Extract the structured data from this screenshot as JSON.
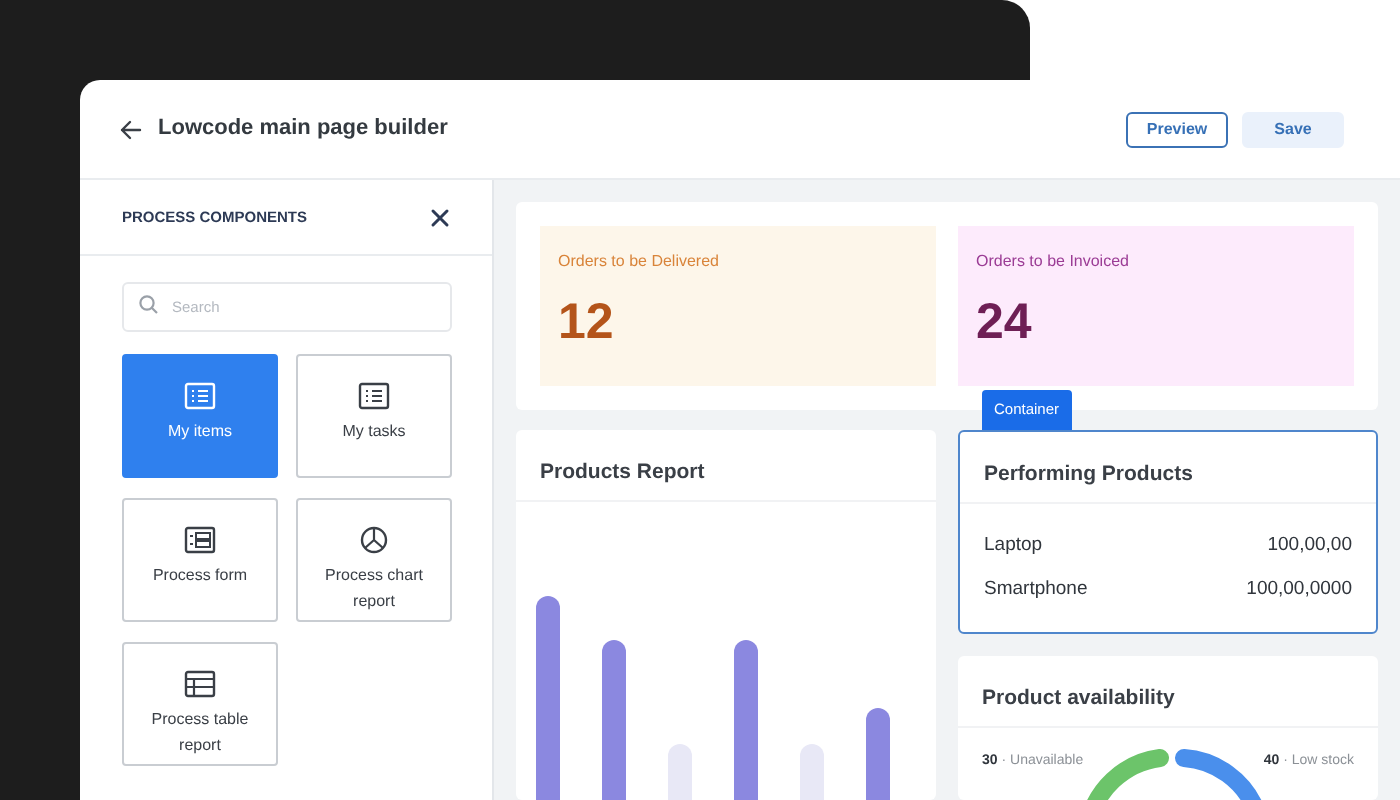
{
  "header": {
    "title": "Lowcode main page builder",
    "buttons": [
      {
        "label": "Preview",
        "kind": "outline"
      },
      {
        "label": "Save",
        "kind": "soft"
      }
    ]
  },
  "sidebar": {
    "title": "PROCESS COMPONENTS",
    "search": {
      "placeholder": "Search"
    },
    "components": [
      {
        "label": "My items",
        "selected": true
      },
      {
        "label": "My tasks",
        "selected": false
      },
      {
        "label": "Process form",
        "selected": false
      },
      {
        "label": "Process chart report",
        "selected": false
      },
      {
        "label": "Process table report",
        "selected": false
      }
    ]
  },
  "stats": [
    {
      "label": "Orders to be Delivered",
      "value": "12",
      "color": "#fdf6ea"
    },
    {
      "label": "Orders to be Invoiced",
      "value": "24",
      "color": "#fdebfc"
    }
  ],
  "products_report": {
    "title": "Products Report"
  },
  "container_tag": "Container",
  "performing_products": {
    "title": "Performing Products",
    "rows": [
      {
        "name": "Laptop",
        "value": "100,00,00"
      },
      {
        "name": "Smartphone",
        "value": "100,00,0000"
      }
    ]
  },
  "availability": {
    "title": "Product availability",
    "legend": [
      "**30** · Unavailable",
      "**40** · Low stock"
    ]
  }
}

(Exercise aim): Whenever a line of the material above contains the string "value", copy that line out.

(Response to the exercise):
      "value": "12",
      "value": "24",
        "value": "100,00,00"
        "value": "100,00,0000"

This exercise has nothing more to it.